Are our school districts really on parents’ side? The evidence recently suggests the opposite. Parents are concerned about controversial lessons like Critical Race Theory infiltrating their kids’ classrooms, about their kids falling behind after months and month of virtual learnings, about unions caring more about politics than kids, and about schools keeping information from them.
And in the midst of these worrying developments, government leaders and school districts are targeting parents for trying to get involved in their kids’ education. In Fairfax County, Virginia, the Goldwater Institute is defending two moms who are being targeted by their school district just for exercising their freedom of speech and trying to hold their school districts accountable.
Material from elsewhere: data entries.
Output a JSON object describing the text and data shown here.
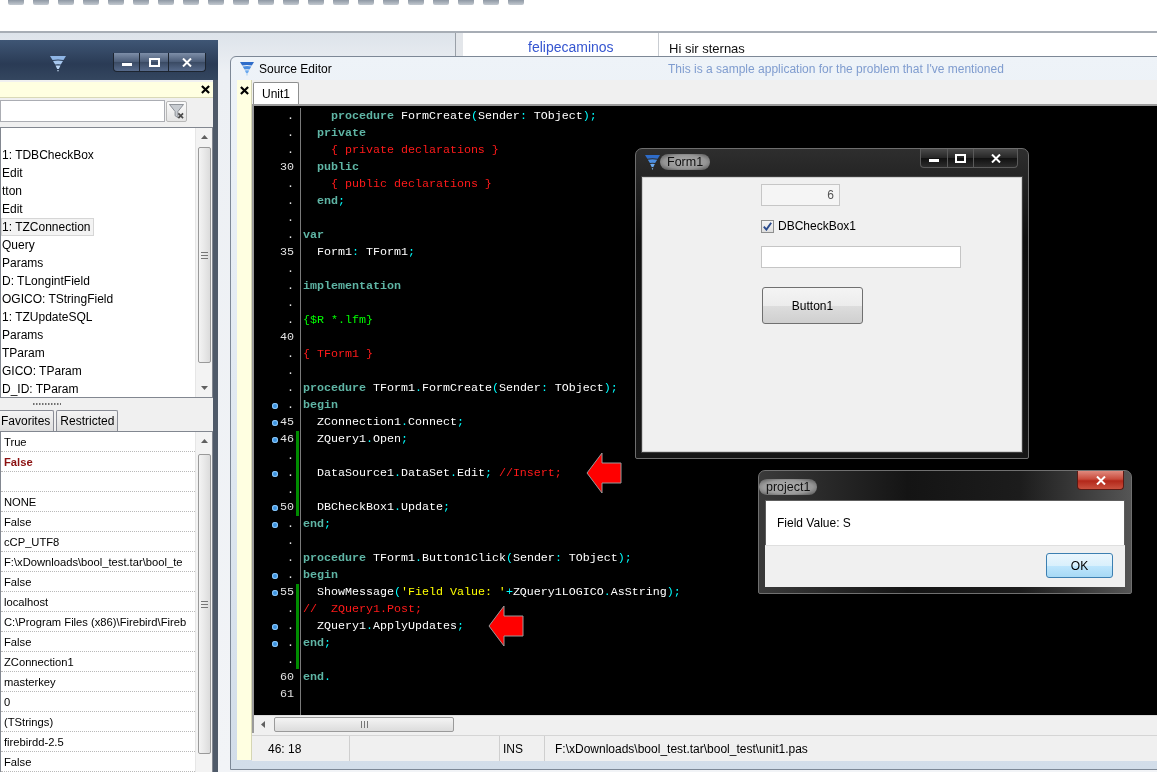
{
  "browser_page": {
    "link": "felipecaminos",
    "greeting": "Hi sir sternas",
    "message": "This is a sample application for the problem that I've mentioned"
  },
  "object_inspector": {
    "components": [
      {
        "label": "1: TDBCheckBox",
        "selected": false
      },
      {
        "label": "Edit",
        "selected": false
      },
      {
        "label": "tton",
        "selected": false
      },
      {
        "label": "Edit",
        "selected": false
      },
      {
        "label": "1: TZConnection",
        "selected": true
      },
      {
        "label": "Query",
        "selected": false
      },
      {
        "label": "Params",
        "selected": false
      },
      {
        "label": "D: TLongintField",
        "selected": false
      },
      {
        "label": "OGICO: TStringField",
        "selected": false
      },
      {
        "label": "1: TZUpdateSQL",
        "selected": false
      },
      {
        "label": "Params",
        "selected": false
      },
      {
        "label": "TParam",
        "selected": false
      },
      {
        "label": "GICO: TParam",
        "selected": false
      },
      {
        "label": "D_ID: TParam",
        "selected": false
      }
    ],
    "tabs": [
      {
        "label": "Favorites",
        "selected": false
      },
      {
        "label": "Restricted",
        "selected": false
      }
    ],
    "properties": [
      {
        "kind": "text",
        "value": "True",
        "modified": false
      },
      {
        "kind": "text",
        "value": "False",
        "modified": true
      },
      {
        "kind": "blank"
      },
      {
        "kind": "text",
        "value": "NONE",
        "modified": false
      },
      {
        "kind": "text",
        "value": "False",
        "modified": false
      },
      {
        "kind": "text",
        "value": "cCP_UTF8",
        "modified": false
      },
      {
        "kind": "text",
        "value": "F:\\xDownloads\\bool_test.tar\\bool_te",
        "modified": false
      },
      {
        "kind": "text",
        "value": "False",
        "modified": false
      },
      {
        "kind": "text",
        "value": "localhost",
        "modified": false
      },
      {
        "kind": "text",
        "value": "C:\\Program Files (x86)\\Firebird\\Fireb",
        "modified": false
      },
      {
        "kind": "text",
        "value": "False",
        "modified": false
      },
      {
        "kind": "text",
        "value": "ZConnection1",
        "modified": false
      },
      {
        "kind": "text",
        "value": "masterkey",
        "modified": false
      },
      {
        "kind": "text",
        "value": "0",
        "modified": false
      },
      {
        "kind": "text",
        "value": "(TStrings)",
        "modified": false
      },
      {
        "kind": "text",
        "value": "firebirdd-2.5",
        "modified": false
      },
      {
        "kind": "text",
        "value": "False",
        "modified": false
      }
    ]
  },
  "source_editor": {
    "title": "Source Editor",
    "tabs": [
      {
        "label": "Unit1",
        "selected": true
      }
    ],
    "lines": [
      {
        "gutter": ".",
        "executable": false,
        "modified": false,
        "arrow": false,
        "tokens": [
          {
            "kind": "keyword",
            "text": "    procedure"
          },
          {
            "kind": "ident",
            "text": " FormCreate"
          },
          {
            "kind": "symbol",
            "text": "("
          },
          {
            "kind": "ident",
            "text": "Sender"
          },
          {
            "kind": "symbol",
            "text": ":"
          },
          {
            "kind": "ident",
            "text": " TObject"
          },
          {
            "kind": "symbol",
            "text": ");"
          }
        ]
      },
      {
        "gutter": ".",
        "executable": false,
        "modified": false,
        "arrow": false,
        "tokens": [
          {
            "kind": "keyword",
            "text": "  private"
          }
        ]
      },
      {
        "gutter": ".",
        "executable": false,
        "modified": false,
        "arrow": false,
        "tokens": [
          {
            "kind": "comment",
            "text": "    { private declarations }"
          }
        ]
      },
      {
        "gutter": "30",
        "executable": false,
        "modified": false,
        "arrow": false,
        "tokens": [
          {
            "kind": "keyword",
            "text": "  public"
          }
        ]
      },
      {
        "gutter": ".",
        "executable": false,
        "modified": false,
        "arrow": false,
        "tokens": [
          {
            "kind": "comment",
            "text": "    { public declarations }"
          }
        ]
      },
      {
        "gutter": ".",
        "executable": false,
        "modified": false,
        "arrow": false,
        "tokens": [
          {
            "kind": "keyword",
            "text": "  end"
          },
          {
            "kind": "symbol",
            "text": ";"
          }
        ]
      },
      {
        "gutter": ".",
        "executable": false,
        "modified": false,
        "arrow": false
      },
      {
        "gutter": ".",
        "executable": false,
        "modified": false,
        "arrow": false,
        "tokens": [
          {
            "kind": "keyword",
            "text": "var"
          }
        ]
      },
      {
        "gutter": "35",
        "executable": false,
        "modified": false,
        "arrow": false,
        "tokens": [
          {
            "kind": "ident",
            "text": "  Form1"
          },
          {
            "kind": "symbol",
            "text": ":"
          },
          {
            "kind": "ident",
            "text": " TForm1"
          },
          {
            "kind": "symbol",
            "text": ";"
          }
        ]
      },
      {
        "gutter": ".",
        "executable": false,
        "modified": false,
        "arrow": false
      },
      {
        "gutter": ".",
        "executable": false,
        "modified": false,
        "arrow": false,
        "tokens": [
          {
            "kind": "keyword",
            "text": "implementation"
          }
        ]
      },
      {
        "gutter": ".",
        "executable": false,
        "modified": false,
        "arrow": false
      },
      {
        "gutter": ".",
        "executable": false,
        "modified": false,
        "arrow": false,
        "tokens": [
          {
            "kind": "directive",
            "text": "{$R *.lfm}"
          }
        ]
      },
      {
        "gutter": "40",
        "executable": false,
        "modified": false,
        "arrow": false
      },
      {
        "gutter": ".",
        "executable": false,
        "modified": false,
        "arrow": false,
        "tokens": [
          {
            "kind": "comment",
            "text": "{ TForm1 }"
          }
        ]
      },
      {
        "gutter": ".",
        "executable": false,
        "modified": false,
        "arrow": false
      },
      {
        "gutter": ".",
        "executable": false,
        "modified": false,
        "arrow": false,
        "tokens": [
          {
            "kind": "keyword",
            "text": "procedure"
          },
          {
            "kind": "ident",
            "text": " TForm1"
          },
          {
            "kind": "symbol",
            "text": "."
          },
          {
            "kind": "ident",
            "text": "FormCreate"
          },
          {
            "kind": "symbol",
            "text": "("
          },
          {
            "kind": "ident",
            "text": "Sender"
          },
          {
            "kind": "symbol",
            "text": ":"
          },
          {
            "kind": "ident",
            "text": " TObject"
          },
          {
            "kind": "symbol",
            "text": ");"
          }
        ]
      },
      {
        "gutter": ".",
        "executable": true,
        "modified": false,
        "arrow": false,
        "tokens": [
          {
            "kind": "keyword",
            "text": "begin"
          }
        ]
      },
      {
        "gutter": "45",
        "executable": true,
        "modified": false,
        "arrow": false,
        "tokens": [
          {
            "kind": "ident",
            "text": "  ZConnection1"
          },
          {
            "kind": "symbol",
            "text": "."
          },
          {
            "kind": "ident",
            "text": "Connect"
          },
          {
            "kind": "symbol",
            "text": ";"
          }
        ]
      },
      {
        "gutter": "46",
        "executable": true,
        "modified": true,
        "arrow": false,
        "tokens": [
          {
            "kind": "ident",
            "text": "  ZQuery1"
          },
          {
            "kind": "symbol",
            "text": "."
          },
          {
            "kind": "ident",
            "text": "Open"
          },
          {
            "kind": "symbol",
            "text": ";"
          }
        ]
      },
      {
        "gutter": ".",
        "executable": false,
        "modified": true,
        "arrow": false
      },
      {
        "gutter": ".",
        "executable": true,
        "modified": true,
        "arrow": true,
        "tokens": [
          {
            "kind": "ident",
            "text": "  DataSource1"
          },
          {
            "kind": "symbol",
            "text": "."
          },
          {
            "kind": "ident",
            "text": "DataSet"
          },
          {
            "kind": "symbol",
            "text": "."
          },
          {
            "kind": "ident",
            "text": "Edit"
          },
          {
            "kind": "symbol",
            "text": ";"
          },
          {
            "kind": "comment",
            "text": " //Insert;"
          }
        ]
      },
      {
        "gutter": ".",
        "executable": false,
        "modified": true,
        "arrow": false
      },
      {
        "gutter": "50",
        "executable": true,
        "modified": true,
        "arrow": false,
        "tokens": [
          {
            "kind": "ident",
            "text": "  DBCheckBox1"
          },
          {
            "kind": "symbol",
            "text": "."
          },
          {
            "kind": "ident",
            "text": "Update"
          },
          {
            "kind": "symbol",
            "text": ";"
          }
        ]
      },
      {
        "gutter": ".",
        "executable": true,
        "modified": false,
        "arrow": false,
        "tokens": [
          {
            "kind": "keyword",
            "text": "end"
          },
          {
            "kind": "symbol",
            "text": ";"
          }
        ]
      },
      {
        "gutter": ".",
        "executable": false,
        "modified": false,
        "arrow": false
      },
      {
        "gutter": ".",
        "executable": false,
        "modified": false,
        "arrow": false,
        "tokens": [
          {
            "kind": "keyword",
            "text": "procedure"
          },
          {
            "kind": "ident",
            "text": " TForm1"
          },
          {
            "kind": "symbol",
            "text": "."
          },
          {
            "kind": "ident",
            "text": "Button1Click"
          },
          {
            "kind": "symbol",
            "text": "("
          },
          {
            "kind": "ident",
            "text": "Sender"
          },
          {
            "kind": "symbol",
            "text": ":"
          },
          {
            "kind": "ident",
            "text": " TObject"
          },
          {
            "kind": "symbol",
            "text": ");"
          }
        ]
      },
      {
        "gutter": ".",
        "executable": true,
        "modified": false,
        "arrow": false,
        "tokens": [
          {
            "kind": "keyword",
            "text": "begin"
          }
        ]
      },
      {
        "gutter": "55",
        "executable": true,
        "modified": true,
        "arrow": false,
        "tokens": [
          {
            "kind": "ident",
            "text": "  ShowMessage"
          },
          {
            "kind": "symbol",
            "text": "("
          },
          {
            "kind": "string",
            "text": "'Field Value: '"
          },
          {
            "kind": "symbol",
            "text": "+"
          },
          {
            "kind": "ident",
            "text": "ZQuery1LOGICO"
          },
          {
            "kind": "symbol",
            "text": "."
          },
          {
            "kind": "ident",
            "text": "AsString"
          },
          {
            "kind": "symbol",
            "text": ");"
          }
        ]
      },
      {
        "gutter": ".",
        "executable": false,
        "modified": true,
        "arrow": false,
        "tokens": [
          {
            "kind": "comment",
            "text": "//  ZQuery1.Post;"
          }
        ]
      },
      {
        "gutter": ".",
        "executable": true,
        "modified": true,
        "arrow": true,
        "tokens": [
          {
            "kind": "ident",
            "text": "  ZQuery1"
          },
          {
            "kind": "symbol",
            "text": "."
          },
          {
            "kind": "ident",
            "text": "ApplyUpdates"
          },
          {
            "kind": "symbol",
            "text": ";"
          }
        ]
      },
      {
        "gutter": ".",
        "executable": true,
        "modified": true,
        "arrow": false,
        "tokens": [
          {
            "kind": "keyword",
            "text": "end"
          },
          {
            "kind": "symbol",
            "text": ";"
          }
        ]
      },
      {
        "gutter": ".",
        "executable": false,
        "modified": true,
        "arrow": false
      },
      {
        "gutter": "60",
        "executable": false,
        "modified": false,
        "arrow": false,
        "tokens": [
          {
            "kind": "keyword",
            "text": "end"
          },
          {
            "kind": "symbol",
            "text": "."
          }
        ]
      },
      {
        "gutter": "61",
        "executable": false,
        "modified": false,
        "arrow": false
      }
    ],
    "status_bar": {
      "position": "46: 18",
      "mode": "INS",
      "file": "F:\\xDownloads\\bool_test.tar\\bool_test\\unit1.pas"
    }
  },
  "form_window": {
    "title": "Form1",
    "number_field": {
      "value": "6",
      "disabled": true
    },
    "checkbox": {
      "label": "DBCheckBox1",
      "checked": true
    },
    "button": "Button1"
  },
  "message_dialog": {
    "title": "project1",
    "message": "Field Value: S",
    "button": "OK"
  }
}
This week, Goldwater filed a motion with a Virginia judge to defend the rights of these moms—Debra Tisler and Callie Oettinger. Believing that her school district was spending too much money on legal fees, Debra requested documents under the state’s Freedom of Information Act, and the school board turned over more than 1,000 pages of paperwork—only to realize afterward that some of that information might be politically embarrassing. By that time, Callie had redacted and shared some of the documents—as she has a right to do under the First Amendment. Nevertheless, school officials sued both women, demanding that the court order the moms to return the documents—even though Debra had legally obtained them—and order Callie to take the information off her website.
But the Goldwater Institute’s got their back. You can read more about the moms’ story—and how Goldwater is stepping in on their behalf—here.
Public School-Political Complex Makes National Headlines
Callie and Debra’s story is the just the latest example of parents running headlong into the Public School-Political Complex—unions, school administrators, and politicians lashing out to defend their power, money, and political agenda when their authority is questioned.
Their plight follows closely behind the news that Rhode Island mom Nicole Solas was also targeted by her school district. After asking her school district what her daughter would be taught in kindergarten, she was stonewalled by her district and hit with a $74,000 bill for her records request. The National Education Association even hit her with a lawsuit for making her requests!
Parents and taxpayers have had it—and that’s why these stories are making national headlines:
- Fairfax County Public Schools’ case is “a shameful abuse of authority and a form of bullying by school officials who are the employees of [these moms],” the moms’ attorney, Goldwater Institute Vice President for Litigation Timothy Sandefur, told Fox News this week. “For the school board to turn around and sue them for trying to be engaged citizens concerned about what’s going on in public schools their tax dollars pay for—it’s disgraceful and the school board should be ashamed of its behavior.”
- On WMAL’s “O’Connor and Company,” Tisler and Sandefur talked about their lawsuit and the worrying trend of school districts trying to silence taxpayers and citizens.
- And Nicole—who’s also represented by the Goldwater Institute—joined the Glenn Beck radio show to give an update on her case. She also gave her take on a new memo from Attorney General Merrick Garland that seeks to silence parents who are upset about their kids being exposed to divisive lessons like Critical Race Theory. You can hear the full interview with Nicole here. Nicole also joined Newsmax and Fox News for related segments.
We prepare our kids for school by putting all the supplies they’ll need in their backpacks. But now, some Ohio legislators are seeking to put something else in kids’ backpacks: the opportunity for a better education.
This week, Ohio House Republicans announced a new plan to give every school-age child an Education Savings Account (ESA) starting in the summer of 2023. Students from kindergarten through 8th grade would receive $5,500, and high school students would receive $7,500, in a private account, and their families could use the money for educational expenses from tuition to tutoring to teaching tools to educational therapies. So if the traditional public school experience just isn’t working for a child, their families would be better able to pay for the educational options that match their needs.
A one-size-fits-all approach to education just doesn’t work for students who are learn on different schedules via different learning styles, and an increasing number of states are coming to realize that. The Goldwater Institute pioneered the nation’s first Education Savings Account program in our home state of Arizona back in 2011, and 10 years later, ESAs continue to expand to more students. Today, nearly 10,000 students across the country are using ESAs.
At In Defense of Liberty, we take a look at how this news out of the Buckeye State is part of a growing trend in favor of educational choice and opportunity—you can check out our post here.